There is always one person or fictional character that kids identify with. Mine was James Bond. I liked him because he could, quite literally, do everything. Ski off a cliff, then pop open a Union Jack parachute and glide to safety? Check. Tilt a car up on two wheels to escape down a narrow alleyway? Check. Leap crocodiles? Jump a speedboat? Get the girl? Check, check, and check.
I didn’t know the term at the time, but Bond was a Renaissance Man, and that’s what I wanted to be when I grew up—someone who could do just about anything.
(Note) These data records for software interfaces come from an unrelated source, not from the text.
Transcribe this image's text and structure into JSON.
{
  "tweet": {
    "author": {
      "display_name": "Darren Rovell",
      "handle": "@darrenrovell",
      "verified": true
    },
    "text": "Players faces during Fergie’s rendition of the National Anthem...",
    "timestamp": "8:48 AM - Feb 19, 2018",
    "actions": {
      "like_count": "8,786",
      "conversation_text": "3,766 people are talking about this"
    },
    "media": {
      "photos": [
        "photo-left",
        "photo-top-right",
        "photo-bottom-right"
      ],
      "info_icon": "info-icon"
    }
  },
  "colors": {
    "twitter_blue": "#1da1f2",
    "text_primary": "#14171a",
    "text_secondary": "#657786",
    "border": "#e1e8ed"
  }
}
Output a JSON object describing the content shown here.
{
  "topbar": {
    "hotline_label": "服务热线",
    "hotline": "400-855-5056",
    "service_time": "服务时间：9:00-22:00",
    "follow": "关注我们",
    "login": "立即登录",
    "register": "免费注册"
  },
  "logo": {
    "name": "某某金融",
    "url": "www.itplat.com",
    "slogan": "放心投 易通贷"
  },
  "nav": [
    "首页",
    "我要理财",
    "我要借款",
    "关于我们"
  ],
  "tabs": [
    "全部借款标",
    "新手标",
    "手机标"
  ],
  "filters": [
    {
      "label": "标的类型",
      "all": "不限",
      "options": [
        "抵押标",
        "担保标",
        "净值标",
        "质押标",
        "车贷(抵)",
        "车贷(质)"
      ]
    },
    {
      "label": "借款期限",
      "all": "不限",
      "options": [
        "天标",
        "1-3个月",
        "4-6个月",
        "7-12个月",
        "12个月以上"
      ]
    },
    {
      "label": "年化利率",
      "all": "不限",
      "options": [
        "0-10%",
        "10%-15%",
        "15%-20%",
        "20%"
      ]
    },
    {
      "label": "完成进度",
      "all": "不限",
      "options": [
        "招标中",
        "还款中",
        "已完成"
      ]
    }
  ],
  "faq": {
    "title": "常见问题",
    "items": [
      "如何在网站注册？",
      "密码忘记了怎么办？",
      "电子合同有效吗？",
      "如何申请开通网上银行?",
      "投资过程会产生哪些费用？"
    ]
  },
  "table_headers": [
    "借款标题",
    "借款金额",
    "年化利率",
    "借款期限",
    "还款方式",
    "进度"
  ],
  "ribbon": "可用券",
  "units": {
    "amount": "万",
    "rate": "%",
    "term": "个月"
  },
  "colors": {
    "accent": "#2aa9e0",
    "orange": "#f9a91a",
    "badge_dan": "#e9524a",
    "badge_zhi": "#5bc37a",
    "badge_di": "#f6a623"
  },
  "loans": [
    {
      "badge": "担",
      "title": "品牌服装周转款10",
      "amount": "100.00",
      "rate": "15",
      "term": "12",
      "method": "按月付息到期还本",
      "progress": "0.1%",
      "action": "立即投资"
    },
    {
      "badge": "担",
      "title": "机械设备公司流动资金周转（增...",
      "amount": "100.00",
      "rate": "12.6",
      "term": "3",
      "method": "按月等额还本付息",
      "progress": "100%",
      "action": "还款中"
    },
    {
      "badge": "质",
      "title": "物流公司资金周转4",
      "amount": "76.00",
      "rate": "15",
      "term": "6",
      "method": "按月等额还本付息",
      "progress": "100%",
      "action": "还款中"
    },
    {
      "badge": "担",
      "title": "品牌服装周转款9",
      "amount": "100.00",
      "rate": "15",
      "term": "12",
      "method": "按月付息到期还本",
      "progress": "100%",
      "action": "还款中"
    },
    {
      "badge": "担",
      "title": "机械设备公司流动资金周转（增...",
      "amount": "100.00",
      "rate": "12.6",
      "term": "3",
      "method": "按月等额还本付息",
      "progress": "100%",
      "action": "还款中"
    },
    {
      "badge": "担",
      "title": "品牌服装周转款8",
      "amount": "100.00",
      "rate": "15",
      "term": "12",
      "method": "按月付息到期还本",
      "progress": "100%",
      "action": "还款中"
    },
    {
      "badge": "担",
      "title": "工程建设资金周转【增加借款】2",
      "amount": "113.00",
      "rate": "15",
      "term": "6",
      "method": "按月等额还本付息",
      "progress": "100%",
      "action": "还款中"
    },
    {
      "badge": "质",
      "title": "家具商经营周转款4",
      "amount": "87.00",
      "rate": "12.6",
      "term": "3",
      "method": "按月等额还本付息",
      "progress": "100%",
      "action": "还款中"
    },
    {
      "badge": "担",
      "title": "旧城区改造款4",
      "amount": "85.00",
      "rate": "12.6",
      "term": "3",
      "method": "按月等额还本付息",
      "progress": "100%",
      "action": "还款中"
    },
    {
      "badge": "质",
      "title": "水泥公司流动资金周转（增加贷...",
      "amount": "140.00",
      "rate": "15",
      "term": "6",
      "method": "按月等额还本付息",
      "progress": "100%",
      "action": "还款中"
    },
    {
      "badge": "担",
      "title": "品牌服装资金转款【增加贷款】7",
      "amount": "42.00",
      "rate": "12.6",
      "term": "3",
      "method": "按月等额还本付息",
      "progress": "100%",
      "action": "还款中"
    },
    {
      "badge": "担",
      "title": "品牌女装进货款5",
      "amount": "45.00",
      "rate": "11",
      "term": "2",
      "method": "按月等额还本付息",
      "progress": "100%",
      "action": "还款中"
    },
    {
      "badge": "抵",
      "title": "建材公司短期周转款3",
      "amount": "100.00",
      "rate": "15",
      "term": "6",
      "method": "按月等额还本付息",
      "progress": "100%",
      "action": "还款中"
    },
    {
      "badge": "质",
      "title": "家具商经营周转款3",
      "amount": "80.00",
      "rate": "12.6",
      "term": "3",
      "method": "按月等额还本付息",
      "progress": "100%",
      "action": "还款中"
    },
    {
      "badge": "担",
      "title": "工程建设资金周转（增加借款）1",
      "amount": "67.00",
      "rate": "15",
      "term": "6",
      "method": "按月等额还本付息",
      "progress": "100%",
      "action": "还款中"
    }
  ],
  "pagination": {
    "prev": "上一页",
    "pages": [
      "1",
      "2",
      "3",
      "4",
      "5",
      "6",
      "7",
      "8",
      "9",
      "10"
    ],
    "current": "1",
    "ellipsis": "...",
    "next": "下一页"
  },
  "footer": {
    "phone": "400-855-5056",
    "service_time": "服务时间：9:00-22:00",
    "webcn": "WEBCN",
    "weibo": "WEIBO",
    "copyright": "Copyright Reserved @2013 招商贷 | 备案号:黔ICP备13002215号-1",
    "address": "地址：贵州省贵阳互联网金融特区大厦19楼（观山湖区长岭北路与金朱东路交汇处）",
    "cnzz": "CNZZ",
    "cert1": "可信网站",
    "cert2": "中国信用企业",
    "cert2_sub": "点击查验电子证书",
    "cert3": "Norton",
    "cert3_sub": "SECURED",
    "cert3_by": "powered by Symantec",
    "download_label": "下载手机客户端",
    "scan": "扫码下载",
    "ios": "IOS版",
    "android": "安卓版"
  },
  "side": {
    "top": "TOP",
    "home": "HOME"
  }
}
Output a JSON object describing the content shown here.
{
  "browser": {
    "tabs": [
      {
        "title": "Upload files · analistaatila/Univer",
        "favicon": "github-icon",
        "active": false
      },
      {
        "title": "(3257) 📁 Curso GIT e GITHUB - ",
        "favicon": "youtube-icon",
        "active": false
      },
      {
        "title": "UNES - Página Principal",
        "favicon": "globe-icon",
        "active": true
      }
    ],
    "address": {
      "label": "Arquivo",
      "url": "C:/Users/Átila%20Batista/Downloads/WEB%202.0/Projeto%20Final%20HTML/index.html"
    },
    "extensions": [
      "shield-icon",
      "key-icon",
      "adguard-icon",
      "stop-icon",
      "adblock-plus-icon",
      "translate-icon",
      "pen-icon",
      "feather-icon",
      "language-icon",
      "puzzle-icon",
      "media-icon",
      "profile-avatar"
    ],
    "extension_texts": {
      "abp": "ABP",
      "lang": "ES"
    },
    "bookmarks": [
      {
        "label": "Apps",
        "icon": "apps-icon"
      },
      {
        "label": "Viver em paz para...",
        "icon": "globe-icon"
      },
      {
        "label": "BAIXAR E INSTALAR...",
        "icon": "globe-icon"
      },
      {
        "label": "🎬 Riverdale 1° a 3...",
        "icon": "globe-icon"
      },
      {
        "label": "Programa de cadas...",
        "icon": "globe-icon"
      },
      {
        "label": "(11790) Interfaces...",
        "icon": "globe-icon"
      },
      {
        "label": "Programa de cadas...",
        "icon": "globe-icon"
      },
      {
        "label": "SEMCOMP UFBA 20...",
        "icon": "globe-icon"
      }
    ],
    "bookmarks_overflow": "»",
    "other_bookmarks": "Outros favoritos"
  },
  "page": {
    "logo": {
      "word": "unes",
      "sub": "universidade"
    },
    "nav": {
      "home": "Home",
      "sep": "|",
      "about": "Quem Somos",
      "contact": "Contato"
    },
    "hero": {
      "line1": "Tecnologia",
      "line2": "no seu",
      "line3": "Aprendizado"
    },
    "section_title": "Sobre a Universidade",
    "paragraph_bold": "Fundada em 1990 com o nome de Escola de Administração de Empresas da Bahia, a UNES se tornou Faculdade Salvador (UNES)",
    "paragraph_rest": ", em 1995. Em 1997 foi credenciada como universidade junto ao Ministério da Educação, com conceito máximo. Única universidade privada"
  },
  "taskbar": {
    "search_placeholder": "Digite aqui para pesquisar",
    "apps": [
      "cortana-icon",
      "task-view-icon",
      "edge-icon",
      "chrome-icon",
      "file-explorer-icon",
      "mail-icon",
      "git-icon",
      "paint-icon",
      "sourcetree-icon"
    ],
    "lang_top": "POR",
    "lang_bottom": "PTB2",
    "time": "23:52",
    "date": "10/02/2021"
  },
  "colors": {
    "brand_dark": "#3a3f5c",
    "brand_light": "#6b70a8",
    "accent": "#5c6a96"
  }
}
I haven’t reached that point yet, but I’ve tried, and along the way, I’ve come to believe that life is about adding tools (read: skills) to your toolbox, both mental and physical.
Which brings me to the subject of daughters, driving, and what we car lovers pass on to the next generation.
I’m blessed with three daughters, all of whom share (or possibly just tolerate) their dad’s life-is-learning philosophy and are thus good-natured about me teaching them things. This summer’s project was driving a manual. My middle daughter, Sophia, learned to drive an automatic last year, but as a member of a car family, she understands that driving a modern automatic car isn’t a full driving experience. Real driving is about feeling like you and the car are one. It’s about mastery of a mechanical object. And freedom. And being in control. And tight corners. And long straightaways. And a whole bunch of other things, as well.
Or so I see it.
So, we decided her classrooms would be a 1930 Deluxe Model A roadster and a 1932 Ford hi-boy roadster hot rod. (Access to cool, old cars is a perk around here.)
We began with the Model A, because it’s a challenge from a braking, handling, shifting, grinding-gears, and “OMG I broke Dad’s car” standpoint. If she could handle the A, she could handle anything. And she did. She quickly got comfortable clutching the three-speed while puttering along the orchard-lined country roads where we live.
Before long, Sophia wanted to go faster, so it was on to the Deuce, a.k.a. the Tommy Fitzgerald Roadster. Like many hot rods built in the style of the late 1950s and early 1960s, Fitzgerald stayed true to the Ford flathead V-8, although he added Eddie Meyer aluminum heads, twin Stromberg 97 carbs, and an original S.C.o.T supercharger.
Sophia didn’t know or care about all that, of course, but she did think the Deuce looked cool and could probably go fast. “Can we finally try that high-speed-axle thing?” she pleaded after mastering the clutch, referring to the two-speed Columbia rear axle I’d been teasing her about.
“It’s too much for the first drive, sweetie,” I said. Of course, I relented after we found a safe, empty stretch of road, because that’s what dads do. We didn’t really go that fast, but we did go faster, and she was thrilled. Her ear-to-ear grin was of the “Hey, I just learned something new and pretty cool” variety.
It was a priceless daddy/daughter moment. I hope you seek out chances to help the next generation put new skills in their toolboxes. That’s how confidence and self-assurance grow. It’s also how our beloved hobby lives on.